# Task objective:
Bring together all lines from the listing below that contain the string "default".

....

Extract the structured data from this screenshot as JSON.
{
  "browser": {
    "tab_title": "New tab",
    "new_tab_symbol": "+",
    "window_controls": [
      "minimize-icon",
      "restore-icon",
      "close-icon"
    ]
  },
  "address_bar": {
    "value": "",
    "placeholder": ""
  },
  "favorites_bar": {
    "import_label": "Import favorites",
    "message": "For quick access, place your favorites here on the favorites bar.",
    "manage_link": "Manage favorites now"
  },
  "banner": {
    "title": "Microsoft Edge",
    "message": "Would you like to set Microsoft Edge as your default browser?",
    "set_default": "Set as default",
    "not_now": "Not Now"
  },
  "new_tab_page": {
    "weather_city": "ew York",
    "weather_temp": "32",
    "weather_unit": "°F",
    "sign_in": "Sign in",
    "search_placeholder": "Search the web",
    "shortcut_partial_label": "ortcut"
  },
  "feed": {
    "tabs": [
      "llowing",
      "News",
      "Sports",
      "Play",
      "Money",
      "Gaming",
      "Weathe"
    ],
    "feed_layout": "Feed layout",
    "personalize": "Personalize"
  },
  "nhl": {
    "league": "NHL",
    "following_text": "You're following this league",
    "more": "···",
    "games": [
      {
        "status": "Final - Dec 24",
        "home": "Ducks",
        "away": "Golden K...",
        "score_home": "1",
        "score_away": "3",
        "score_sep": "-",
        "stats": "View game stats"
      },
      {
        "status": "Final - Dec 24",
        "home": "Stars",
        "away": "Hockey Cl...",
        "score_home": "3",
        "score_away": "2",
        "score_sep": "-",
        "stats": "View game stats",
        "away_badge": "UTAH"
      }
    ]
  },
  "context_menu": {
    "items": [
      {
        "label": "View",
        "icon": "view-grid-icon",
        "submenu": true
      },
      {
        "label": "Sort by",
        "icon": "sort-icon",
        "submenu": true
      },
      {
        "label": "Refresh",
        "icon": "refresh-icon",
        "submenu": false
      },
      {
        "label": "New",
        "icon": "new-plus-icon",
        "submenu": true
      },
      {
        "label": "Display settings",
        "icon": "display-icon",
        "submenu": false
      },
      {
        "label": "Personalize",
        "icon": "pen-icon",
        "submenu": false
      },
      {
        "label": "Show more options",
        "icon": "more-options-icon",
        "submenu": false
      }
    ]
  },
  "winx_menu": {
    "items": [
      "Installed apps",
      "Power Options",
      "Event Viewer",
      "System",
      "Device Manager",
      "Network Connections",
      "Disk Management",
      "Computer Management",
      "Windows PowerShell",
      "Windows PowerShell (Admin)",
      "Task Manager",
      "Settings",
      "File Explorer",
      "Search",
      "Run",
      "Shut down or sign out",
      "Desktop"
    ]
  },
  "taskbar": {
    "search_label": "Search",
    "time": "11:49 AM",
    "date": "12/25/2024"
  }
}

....

# Output below:
    "message": "Would you like to set Microsoft Edge as your default browser?",
    "set_default": "Set as default",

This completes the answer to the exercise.